Yet, GoPro still seems largely unable to address its biggest headwind — mainly, that most consumers are content enough with the mobile camera found on their Apple (NASDAQ:AAPL) iPhone or Samsung Galaxy smartphones. The market for action cameras just isn’t that big and the upgrade/refresh cycle may not be robust enough to justify the company’s constant stream of new products.
To that end, it’s not clear what the company has in mind in the way of new or revamped products that will spark some much-needed revenue growth during the second half of this year. And, to the extent consumers are willing to shell out a few bucks for a standalone action camera, cheaper alternatives to GoPro’s wares are “good enough” in many cases.
Looking Ahead for GPRO Stock
Prior to the release of GoPro’s second-quarter numbers, analysts were modeling a loss of three cents per share on sales of $263.6 million for the quarter currently underway. And, for all of 2018, those pros were expecting revenue of $1.13 billion and a full-year loss of 33 cents per share of GPRO stock.
Those figures suggest a sales dip for both timeframes, but shrinking losses in both timeframes as well, as the company reduces waste and improves efficiencies.
Look for those numbers to be adjudged accordingly, in the wake of the Q2 report. More than anything, however, investors should keep their eyes and ears open for clarity as to what’s going to drive strong growth — and better margins — that the company has struggled to achieve thus far.

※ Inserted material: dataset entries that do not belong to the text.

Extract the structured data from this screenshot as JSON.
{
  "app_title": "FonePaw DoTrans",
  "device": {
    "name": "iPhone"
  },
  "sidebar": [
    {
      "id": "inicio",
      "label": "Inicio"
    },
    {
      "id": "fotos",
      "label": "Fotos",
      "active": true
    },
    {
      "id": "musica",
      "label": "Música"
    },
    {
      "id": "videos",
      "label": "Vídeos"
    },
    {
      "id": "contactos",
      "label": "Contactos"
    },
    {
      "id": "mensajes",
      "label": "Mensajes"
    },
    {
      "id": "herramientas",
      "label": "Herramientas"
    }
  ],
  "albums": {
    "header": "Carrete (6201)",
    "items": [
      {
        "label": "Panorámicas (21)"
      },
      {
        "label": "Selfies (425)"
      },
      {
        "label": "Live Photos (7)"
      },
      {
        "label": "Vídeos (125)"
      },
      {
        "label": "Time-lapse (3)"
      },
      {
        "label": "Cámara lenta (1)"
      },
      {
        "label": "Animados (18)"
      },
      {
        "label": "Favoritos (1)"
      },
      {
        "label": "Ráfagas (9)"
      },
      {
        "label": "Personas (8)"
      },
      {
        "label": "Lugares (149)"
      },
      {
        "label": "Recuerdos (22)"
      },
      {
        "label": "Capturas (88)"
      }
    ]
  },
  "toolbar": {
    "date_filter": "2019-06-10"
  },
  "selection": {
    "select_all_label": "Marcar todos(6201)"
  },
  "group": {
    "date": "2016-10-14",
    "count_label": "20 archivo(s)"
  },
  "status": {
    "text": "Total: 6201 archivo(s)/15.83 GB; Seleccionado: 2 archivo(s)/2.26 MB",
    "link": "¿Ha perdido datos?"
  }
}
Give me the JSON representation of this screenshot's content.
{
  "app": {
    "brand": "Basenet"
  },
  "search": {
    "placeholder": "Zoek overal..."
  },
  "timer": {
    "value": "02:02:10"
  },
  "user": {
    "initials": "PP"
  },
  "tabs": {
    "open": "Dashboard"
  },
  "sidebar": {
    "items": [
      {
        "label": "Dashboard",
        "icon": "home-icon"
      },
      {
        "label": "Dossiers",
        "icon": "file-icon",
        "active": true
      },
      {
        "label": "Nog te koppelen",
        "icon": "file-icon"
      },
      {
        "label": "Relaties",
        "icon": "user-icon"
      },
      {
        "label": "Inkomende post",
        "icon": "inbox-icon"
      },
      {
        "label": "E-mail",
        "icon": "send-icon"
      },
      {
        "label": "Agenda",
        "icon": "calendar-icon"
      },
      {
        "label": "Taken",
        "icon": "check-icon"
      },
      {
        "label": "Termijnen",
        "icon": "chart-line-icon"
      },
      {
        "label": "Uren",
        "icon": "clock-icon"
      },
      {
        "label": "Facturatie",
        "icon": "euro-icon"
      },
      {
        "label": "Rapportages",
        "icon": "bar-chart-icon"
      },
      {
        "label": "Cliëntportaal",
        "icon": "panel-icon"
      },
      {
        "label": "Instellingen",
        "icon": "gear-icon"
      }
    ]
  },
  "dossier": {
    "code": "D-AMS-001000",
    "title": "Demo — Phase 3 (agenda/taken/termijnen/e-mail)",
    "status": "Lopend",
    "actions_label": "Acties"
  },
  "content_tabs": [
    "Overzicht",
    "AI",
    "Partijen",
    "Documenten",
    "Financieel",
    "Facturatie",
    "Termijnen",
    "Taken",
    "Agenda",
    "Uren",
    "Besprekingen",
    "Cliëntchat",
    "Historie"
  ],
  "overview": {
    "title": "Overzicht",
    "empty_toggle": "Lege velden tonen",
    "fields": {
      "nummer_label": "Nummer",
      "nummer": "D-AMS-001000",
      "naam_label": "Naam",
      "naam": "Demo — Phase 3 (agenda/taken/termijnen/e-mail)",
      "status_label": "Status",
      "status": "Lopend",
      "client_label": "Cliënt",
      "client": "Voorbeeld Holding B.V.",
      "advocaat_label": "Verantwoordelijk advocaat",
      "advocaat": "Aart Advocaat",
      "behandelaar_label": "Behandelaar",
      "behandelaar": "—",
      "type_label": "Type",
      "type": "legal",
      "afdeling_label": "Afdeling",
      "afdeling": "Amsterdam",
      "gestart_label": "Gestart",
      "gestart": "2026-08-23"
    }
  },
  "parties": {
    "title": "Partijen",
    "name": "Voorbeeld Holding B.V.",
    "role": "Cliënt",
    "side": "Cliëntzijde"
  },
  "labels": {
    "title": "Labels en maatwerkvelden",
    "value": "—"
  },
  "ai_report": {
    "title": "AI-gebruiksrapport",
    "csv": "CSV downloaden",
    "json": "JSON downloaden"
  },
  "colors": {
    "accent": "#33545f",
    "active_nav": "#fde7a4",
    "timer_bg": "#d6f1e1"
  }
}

As of this writing, James Brumley did not hold a position in any of the aforementioned securities. You can follow him on Twitter, at @jbrumley.